→ Given data
╔══
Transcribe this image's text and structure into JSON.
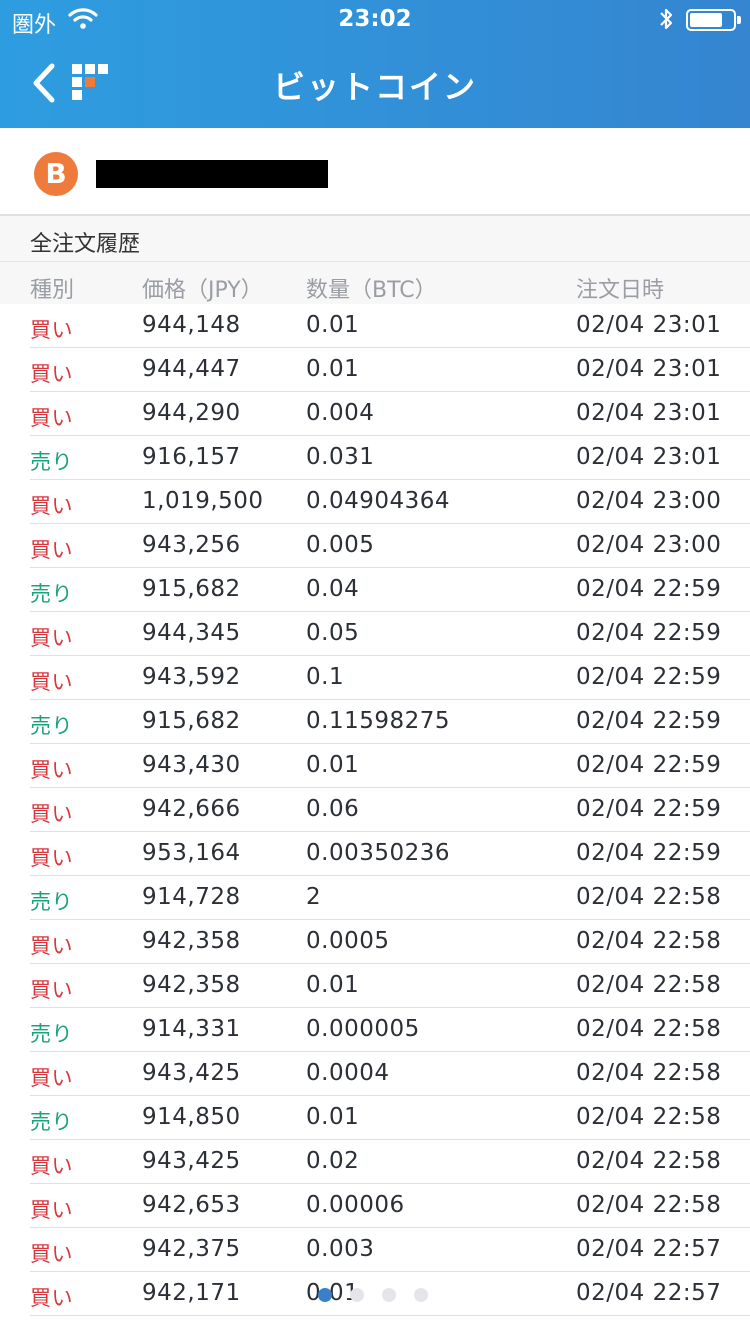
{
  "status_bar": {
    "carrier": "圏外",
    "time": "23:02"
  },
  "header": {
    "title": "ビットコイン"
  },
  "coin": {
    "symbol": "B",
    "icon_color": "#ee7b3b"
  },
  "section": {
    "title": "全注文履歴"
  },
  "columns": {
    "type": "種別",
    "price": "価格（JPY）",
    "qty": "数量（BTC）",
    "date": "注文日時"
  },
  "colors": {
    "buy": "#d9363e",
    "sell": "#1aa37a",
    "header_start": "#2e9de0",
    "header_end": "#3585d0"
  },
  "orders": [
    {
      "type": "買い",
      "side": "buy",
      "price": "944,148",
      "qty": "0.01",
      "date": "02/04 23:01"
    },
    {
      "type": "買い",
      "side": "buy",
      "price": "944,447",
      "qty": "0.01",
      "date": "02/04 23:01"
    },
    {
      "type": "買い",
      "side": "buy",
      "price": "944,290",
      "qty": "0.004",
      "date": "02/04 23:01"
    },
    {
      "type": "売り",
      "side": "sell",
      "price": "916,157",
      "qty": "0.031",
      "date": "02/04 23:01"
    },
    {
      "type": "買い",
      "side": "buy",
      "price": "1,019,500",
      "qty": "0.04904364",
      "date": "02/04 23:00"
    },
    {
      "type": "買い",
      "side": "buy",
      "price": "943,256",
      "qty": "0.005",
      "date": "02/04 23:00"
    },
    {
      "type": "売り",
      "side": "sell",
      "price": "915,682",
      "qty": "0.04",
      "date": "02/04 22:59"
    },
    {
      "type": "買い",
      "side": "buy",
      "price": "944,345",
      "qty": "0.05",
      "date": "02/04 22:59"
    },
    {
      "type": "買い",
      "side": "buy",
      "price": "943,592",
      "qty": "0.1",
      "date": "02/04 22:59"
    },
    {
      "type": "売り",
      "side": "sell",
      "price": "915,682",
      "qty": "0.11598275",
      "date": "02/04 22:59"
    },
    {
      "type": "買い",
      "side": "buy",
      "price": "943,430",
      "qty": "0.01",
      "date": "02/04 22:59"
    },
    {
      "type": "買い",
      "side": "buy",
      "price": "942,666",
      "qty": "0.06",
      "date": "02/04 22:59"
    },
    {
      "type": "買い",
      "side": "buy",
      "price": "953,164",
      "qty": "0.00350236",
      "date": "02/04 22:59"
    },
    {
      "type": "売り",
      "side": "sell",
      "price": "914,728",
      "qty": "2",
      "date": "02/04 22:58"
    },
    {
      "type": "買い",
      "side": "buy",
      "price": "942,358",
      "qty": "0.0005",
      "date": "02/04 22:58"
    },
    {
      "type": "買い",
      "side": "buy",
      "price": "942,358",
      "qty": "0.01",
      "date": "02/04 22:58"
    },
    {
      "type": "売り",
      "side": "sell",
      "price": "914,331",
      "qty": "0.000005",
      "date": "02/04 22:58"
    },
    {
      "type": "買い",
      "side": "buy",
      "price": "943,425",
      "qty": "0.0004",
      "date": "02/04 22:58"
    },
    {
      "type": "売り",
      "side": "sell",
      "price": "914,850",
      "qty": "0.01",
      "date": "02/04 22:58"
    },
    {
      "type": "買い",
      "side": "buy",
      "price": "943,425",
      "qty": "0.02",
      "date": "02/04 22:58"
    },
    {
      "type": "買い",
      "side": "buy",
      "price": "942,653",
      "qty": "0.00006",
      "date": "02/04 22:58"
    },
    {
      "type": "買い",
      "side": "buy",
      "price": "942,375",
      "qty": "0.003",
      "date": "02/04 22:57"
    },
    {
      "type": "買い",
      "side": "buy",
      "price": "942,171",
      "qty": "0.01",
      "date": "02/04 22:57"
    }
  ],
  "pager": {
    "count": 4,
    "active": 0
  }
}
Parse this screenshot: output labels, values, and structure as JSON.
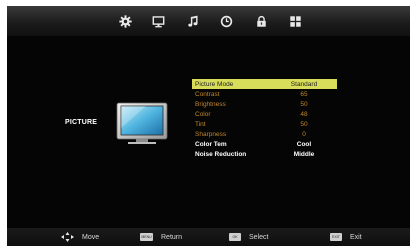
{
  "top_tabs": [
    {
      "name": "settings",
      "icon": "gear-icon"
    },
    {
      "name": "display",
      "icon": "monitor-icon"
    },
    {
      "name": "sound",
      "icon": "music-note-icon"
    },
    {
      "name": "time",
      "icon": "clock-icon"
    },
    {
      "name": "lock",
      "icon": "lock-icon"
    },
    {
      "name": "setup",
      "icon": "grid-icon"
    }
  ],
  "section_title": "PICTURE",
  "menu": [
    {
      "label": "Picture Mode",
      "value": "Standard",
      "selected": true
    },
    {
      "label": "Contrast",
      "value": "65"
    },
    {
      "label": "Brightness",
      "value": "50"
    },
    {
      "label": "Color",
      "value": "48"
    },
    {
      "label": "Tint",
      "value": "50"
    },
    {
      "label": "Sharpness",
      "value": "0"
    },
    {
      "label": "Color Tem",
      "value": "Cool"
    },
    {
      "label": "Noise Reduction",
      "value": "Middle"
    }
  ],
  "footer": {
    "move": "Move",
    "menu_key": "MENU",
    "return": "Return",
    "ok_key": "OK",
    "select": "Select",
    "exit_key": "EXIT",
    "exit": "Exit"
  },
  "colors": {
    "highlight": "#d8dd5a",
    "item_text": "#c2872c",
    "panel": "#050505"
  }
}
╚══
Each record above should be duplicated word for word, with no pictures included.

Transcribe this image's text and structure into JSON.
{
  "status_bar": {
    "carrier": "圏外",
    "time": "23:02"
  },
  "header": {
    "title": "ビットコイン"
  },
  "coin": {
    "symbol": "B",
    "icon_color": "#ee7b3b"
  },
  "section": {
    "title": "全注文履歴"
  },
  "columns": {
    "type": "種別",
    "price": "価格（JPY）",
    "qty": "数量（BTC）",
    "date": "注文日時"
  },
  "colors": {
    "buy": "#d9363e",
    "sell": "#1aa37a",
    "header_start": "#2e9de0",
    "header_end": "#3585d0"
  },
  "orders": [
    {
      "type": "買い",
      "side": "buy",
      "price": "944,148",
      "qty": "0.01",
      "date": "02/04 23:01"
    },
    {
      "type": "買い",
      "side": "buy",
      "price": "944,447",
      "qty": "0.01",
      "date": "02/04 23:01"
    },
    {
      "type": "買い",
      "side": "buy",
      "price": "944,290",
      "qty": "0.004",
      "date": "02/04 23:01"
    },
    {
      "type": "売り",
      "side": "sell",
      "price": "916,157",
      "qty": "0.031",
      "date": "02/04 23:01"
    },
    {
      "type": "買い",
      "side": "buy",
      "price": "1,019,500",
      "qty": "0.04904364",
      "date": "02/04 23:00"
    },
    {
      "type": "買い",
      "side": "buy",
      "price": "943,256",
      "qty": "0.005",
      "date": "02/04 23:00"
    },
    {
      "type": "売り",
      "side": "sell",
      "price": "915,682",
      "qty": "0.04",
      "date": "02/04 22:59"
    },
    {
      "type": "買い",
      "side": "buy",
      "price": "944,345",
      "qty": "0.05",
      "date": "02/04 22:59"
    },
    {
      "type": "買い",
      "side": "buy",
      "price": "943,592",
      "qty": "0.1",
      "date": "02/04 22:59"
    },
    {
      "type": "売り",
      "side": "sell",
      "price": "915,682",
      "qty": "0.11598275",
      "date": "02/04 22:59"
    },
    {
      "type": "買い",
      "side": "buy",
      "price": "943,430",
      "qty": "0.01",
      "date": "02/04 22:59"
    },
    {
      "type": "買い",
      "side": "buy",
      "price": "942,666",
      "qty": "0.06",
      "date": "02/04 22:59"
    },
    {
      "type": "買い",
      "side": "buy",
      "price": "953,164",
      "qty": "0.00350236",
      "date": "02/04 22:59"
    },
    {
      "type": "売り",
      "side": "sell",
      "price": "914,728",
      "qty": "2",
      "date": "02/04 22:58"
    },
    {
      "type": "買い",
      "side": "buy",
      "price": "942,358",
      "qty": "0.0005",
      "date": "02/04 22:58"
    },
    {
      "type": "買い",
      "side": "buy",
      "price": "942,358",
      "qty": "0.01",
      "date": "02/04 22:58"
    },
    {
      "type": "売り",
      "side": "sell",
      "price": "914,331",
      "qty": "0.000005",
      "date": "02/04 22:58"
    },
    {
      "type": "買い",
      "side": "buy",
      "price": "943,425",
      "qty": "0.0004",
      "date": "02/04 22:58"
    },
    {
      "type": "売り",
      "side": "sell",
      "price": "914,850",
      "qty": "0.01",
      "date": "02/04 22:58"
    },
    {
      "type": "買い",
      "side": "buy",
      "price": "943,425",
      "qty": "0.02",
      "date": "02/04 22:58"
    },
    {
      "type": "買い",
      "side": "buy",
      "price": "942,653",
      "qty": "0.00006",
      "date": "02/04 22:58"
    },
    {
      "type": "買い",
      "side": "buy",
      "price": "942,375",
      "qty": "0.003",
      "date": "02/04 22:57"
    },
    {
      "type": "買い",
      "side": "buy",
      "price": "942,171",
      "qty": "0.01",
      "date": "02/04 22:57"
    }
  ],
  "pager": {
    "count": 4,
    "active": 0
  }
}
Parse this screenshot: output labels, values, and structure as JSON.
{
  "top_tabs": [
    {
      "name": "settings",
      "icon": "gear-icon"
    },
    {
      "name": "display",
      "icon": "monitor-icon"
    },
    {
      "name": "sound",
      "icon": "music-note-icon"
    },
    {
      "name": "time",
      "icon": "clock-icon"
    },
    {
      "name": "lock",
      "icon": "lock-icon"
    },
    {
      "name": "setup",
      "icon": "grid-icon"
    }
  ],
  "section_title": "PICTURE",
  "menu": [
    {
      "label": "Picture Mode",
      "value": "Standard",
      "selected": true
    },
    {
      "label": "Contrast",
      "value": "65"
    },
    {
      "label": "Brightness",
      "value": "50"
    },
    {
      "label": "Color",
      "value": "48"
    },
    {
      "label": "Tint",
      "value": "50"
    },
    {
      "label": "Sharpness",
      "value": "0"
    },
    {
      "label": "Color Tem",
      "value": "Cool"
    },
    {
      "label": "Noise Reduction",
      "value": "Middle"
    }
  ],
  "footer": {
    "move": "Move",
    "menu_key": "MENU",
    "return": "Return",
    "ok_key": "OK",
    "select": "Select",
    "exit_key": "EXIT",
    "exit": "Exit"
  },
  "colors": {
    "highlight": "#d8dd5a",
    "item_text": "#c2872c",
    "panel": "#050505"
  }
}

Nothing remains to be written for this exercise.